__DATA EXCERPTS__

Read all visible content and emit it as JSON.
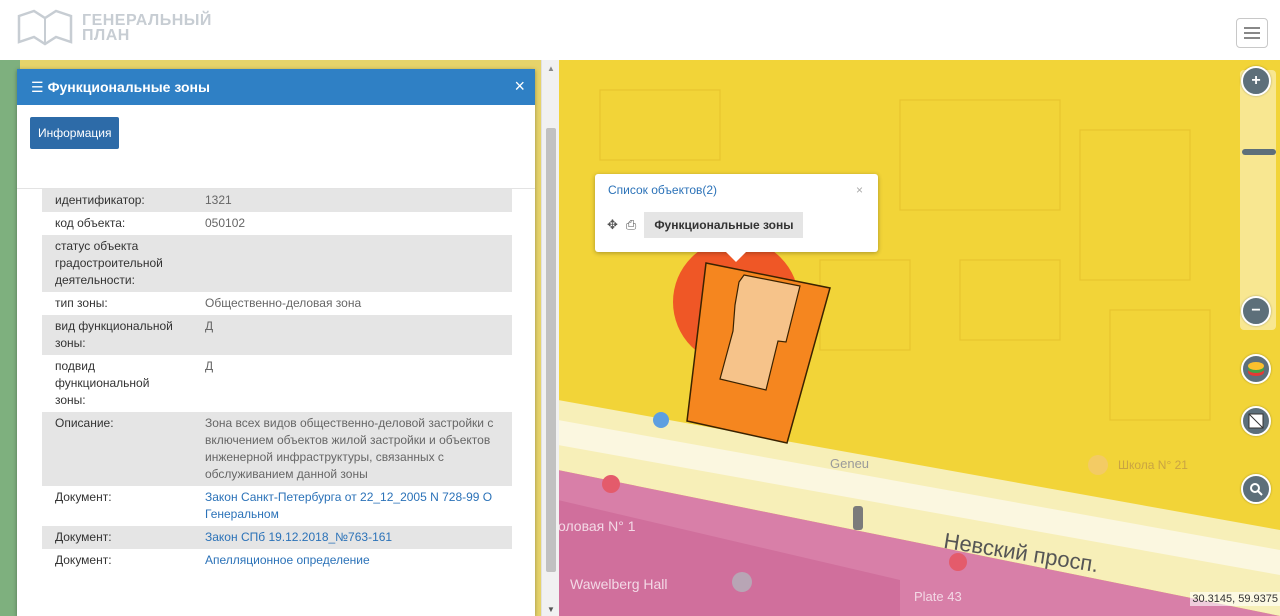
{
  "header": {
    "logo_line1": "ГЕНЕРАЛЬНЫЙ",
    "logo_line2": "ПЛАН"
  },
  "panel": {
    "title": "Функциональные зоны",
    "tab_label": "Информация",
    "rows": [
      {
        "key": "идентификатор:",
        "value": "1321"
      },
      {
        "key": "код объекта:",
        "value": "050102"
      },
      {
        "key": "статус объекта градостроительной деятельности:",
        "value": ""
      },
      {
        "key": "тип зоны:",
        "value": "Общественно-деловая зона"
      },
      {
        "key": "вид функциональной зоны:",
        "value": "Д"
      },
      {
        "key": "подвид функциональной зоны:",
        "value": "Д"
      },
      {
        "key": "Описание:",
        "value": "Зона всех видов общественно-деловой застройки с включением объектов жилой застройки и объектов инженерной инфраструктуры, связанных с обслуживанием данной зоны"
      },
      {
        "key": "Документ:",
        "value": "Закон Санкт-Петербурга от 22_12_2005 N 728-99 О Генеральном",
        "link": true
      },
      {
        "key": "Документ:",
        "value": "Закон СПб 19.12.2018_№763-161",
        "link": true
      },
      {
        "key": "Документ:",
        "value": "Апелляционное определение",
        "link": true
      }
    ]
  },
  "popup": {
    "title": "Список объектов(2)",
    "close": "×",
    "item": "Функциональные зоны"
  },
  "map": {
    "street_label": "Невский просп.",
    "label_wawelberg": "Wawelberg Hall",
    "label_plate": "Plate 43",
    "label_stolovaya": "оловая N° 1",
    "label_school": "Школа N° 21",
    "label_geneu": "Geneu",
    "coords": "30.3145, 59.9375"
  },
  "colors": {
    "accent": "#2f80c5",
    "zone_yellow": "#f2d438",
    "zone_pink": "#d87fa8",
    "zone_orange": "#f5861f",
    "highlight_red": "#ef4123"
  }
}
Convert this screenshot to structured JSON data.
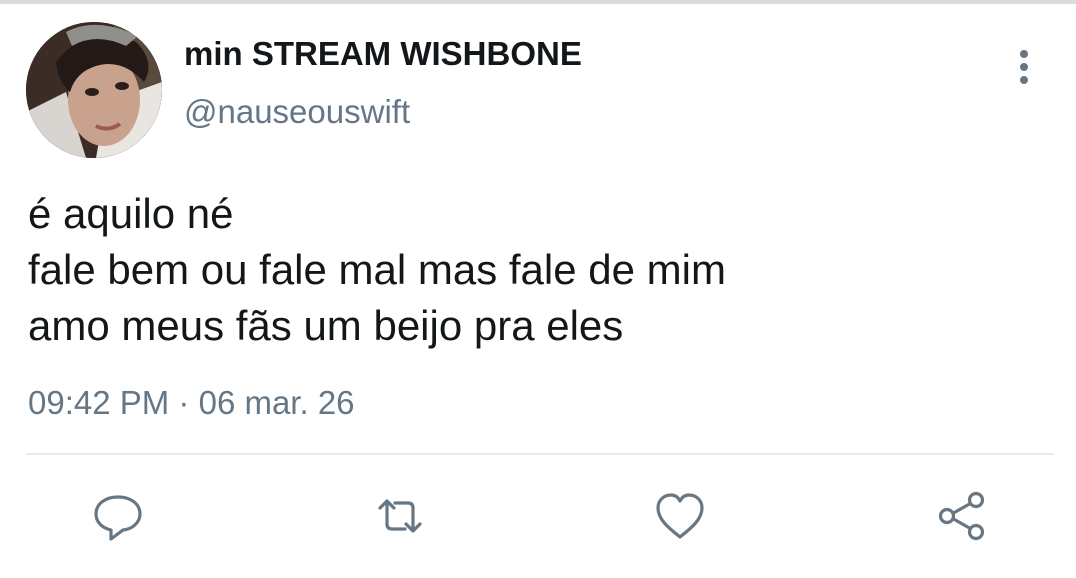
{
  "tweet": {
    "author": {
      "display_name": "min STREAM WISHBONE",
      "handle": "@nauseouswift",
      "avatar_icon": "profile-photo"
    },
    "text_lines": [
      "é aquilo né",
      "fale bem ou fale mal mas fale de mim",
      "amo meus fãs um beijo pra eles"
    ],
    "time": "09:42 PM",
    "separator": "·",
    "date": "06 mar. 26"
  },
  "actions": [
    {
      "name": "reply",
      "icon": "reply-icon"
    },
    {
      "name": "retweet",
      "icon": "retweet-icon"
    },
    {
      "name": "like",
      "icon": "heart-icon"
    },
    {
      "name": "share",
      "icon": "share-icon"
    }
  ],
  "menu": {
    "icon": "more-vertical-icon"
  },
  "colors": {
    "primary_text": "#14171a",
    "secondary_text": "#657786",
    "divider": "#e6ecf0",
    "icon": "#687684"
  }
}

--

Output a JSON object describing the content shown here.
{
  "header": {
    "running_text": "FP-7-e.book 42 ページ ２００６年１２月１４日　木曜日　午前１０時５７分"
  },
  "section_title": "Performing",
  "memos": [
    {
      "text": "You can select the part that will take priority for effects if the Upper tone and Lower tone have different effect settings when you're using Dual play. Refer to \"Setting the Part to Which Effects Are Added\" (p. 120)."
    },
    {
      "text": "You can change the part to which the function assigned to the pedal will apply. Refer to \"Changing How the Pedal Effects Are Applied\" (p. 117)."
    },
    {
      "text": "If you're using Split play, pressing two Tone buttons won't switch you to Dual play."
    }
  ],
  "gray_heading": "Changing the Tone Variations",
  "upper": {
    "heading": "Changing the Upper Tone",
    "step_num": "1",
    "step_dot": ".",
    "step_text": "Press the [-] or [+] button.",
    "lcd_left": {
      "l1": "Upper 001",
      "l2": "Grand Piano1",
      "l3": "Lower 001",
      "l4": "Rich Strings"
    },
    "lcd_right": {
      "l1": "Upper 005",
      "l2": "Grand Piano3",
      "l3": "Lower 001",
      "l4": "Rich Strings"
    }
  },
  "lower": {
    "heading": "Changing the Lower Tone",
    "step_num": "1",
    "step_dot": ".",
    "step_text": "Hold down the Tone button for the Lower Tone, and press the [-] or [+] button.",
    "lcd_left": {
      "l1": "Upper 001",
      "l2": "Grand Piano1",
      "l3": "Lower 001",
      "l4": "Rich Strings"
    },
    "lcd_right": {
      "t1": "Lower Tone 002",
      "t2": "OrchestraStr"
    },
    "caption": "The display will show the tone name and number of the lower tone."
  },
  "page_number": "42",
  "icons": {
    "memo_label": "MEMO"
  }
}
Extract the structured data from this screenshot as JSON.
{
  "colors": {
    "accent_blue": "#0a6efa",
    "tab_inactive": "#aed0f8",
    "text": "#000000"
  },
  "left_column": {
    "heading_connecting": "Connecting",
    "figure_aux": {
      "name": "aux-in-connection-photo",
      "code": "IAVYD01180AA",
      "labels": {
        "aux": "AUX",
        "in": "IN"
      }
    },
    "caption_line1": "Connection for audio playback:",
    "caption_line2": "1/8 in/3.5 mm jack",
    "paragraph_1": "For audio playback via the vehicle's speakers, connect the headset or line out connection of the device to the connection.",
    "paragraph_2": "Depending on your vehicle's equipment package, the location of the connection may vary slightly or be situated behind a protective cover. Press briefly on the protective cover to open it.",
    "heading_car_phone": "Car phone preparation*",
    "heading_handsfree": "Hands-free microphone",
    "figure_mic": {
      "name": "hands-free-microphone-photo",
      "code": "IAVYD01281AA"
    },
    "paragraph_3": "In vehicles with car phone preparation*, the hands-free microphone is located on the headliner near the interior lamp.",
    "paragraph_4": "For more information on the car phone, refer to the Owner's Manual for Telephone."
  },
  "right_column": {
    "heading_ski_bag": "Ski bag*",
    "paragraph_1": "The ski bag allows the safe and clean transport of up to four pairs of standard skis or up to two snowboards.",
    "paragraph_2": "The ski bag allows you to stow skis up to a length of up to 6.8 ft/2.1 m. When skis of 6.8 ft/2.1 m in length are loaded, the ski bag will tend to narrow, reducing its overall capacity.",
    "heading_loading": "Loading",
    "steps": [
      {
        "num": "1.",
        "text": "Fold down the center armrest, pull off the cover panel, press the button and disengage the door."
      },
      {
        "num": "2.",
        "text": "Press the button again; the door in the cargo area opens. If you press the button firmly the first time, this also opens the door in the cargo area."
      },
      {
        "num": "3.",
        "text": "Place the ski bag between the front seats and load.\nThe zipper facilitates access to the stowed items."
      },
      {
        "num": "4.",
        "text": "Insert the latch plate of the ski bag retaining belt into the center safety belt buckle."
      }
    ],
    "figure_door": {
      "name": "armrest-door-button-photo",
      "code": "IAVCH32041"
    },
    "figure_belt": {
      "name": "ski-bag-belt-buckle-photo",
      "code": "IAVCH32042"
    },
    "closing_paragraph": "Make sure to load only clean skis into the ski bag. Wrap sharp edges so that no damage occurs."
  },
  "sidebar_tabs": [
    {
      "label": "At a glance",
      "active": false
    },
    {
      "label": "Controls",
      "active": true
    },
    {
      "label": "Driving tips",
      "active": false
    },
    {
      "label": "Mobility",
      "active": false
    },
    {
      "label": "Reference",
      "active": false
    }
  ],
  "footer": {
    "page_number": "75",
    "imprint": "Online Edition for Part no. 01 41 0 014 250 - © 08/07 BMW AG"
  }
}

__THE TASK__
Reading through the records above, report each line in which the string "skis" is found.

__FINISHED EXERCISE__
    "paragraph_1": "The ski bag allows the safe and clean transport of up to four pairs of standard skis or up to two snowboards.",
    "paragraph_2": "The ski bag allows you to stow skis up to a length of up to 6.8 ft/2.1 m. When skis of 6.8 ft/2.1 m in length are loaded, the ski bag will tend to narrow, reducing its overall capacity.",
    "closing_paragraph": "Make sure to load only clean skis into the ski bag. Wrap sharp edges so that no damage occurs."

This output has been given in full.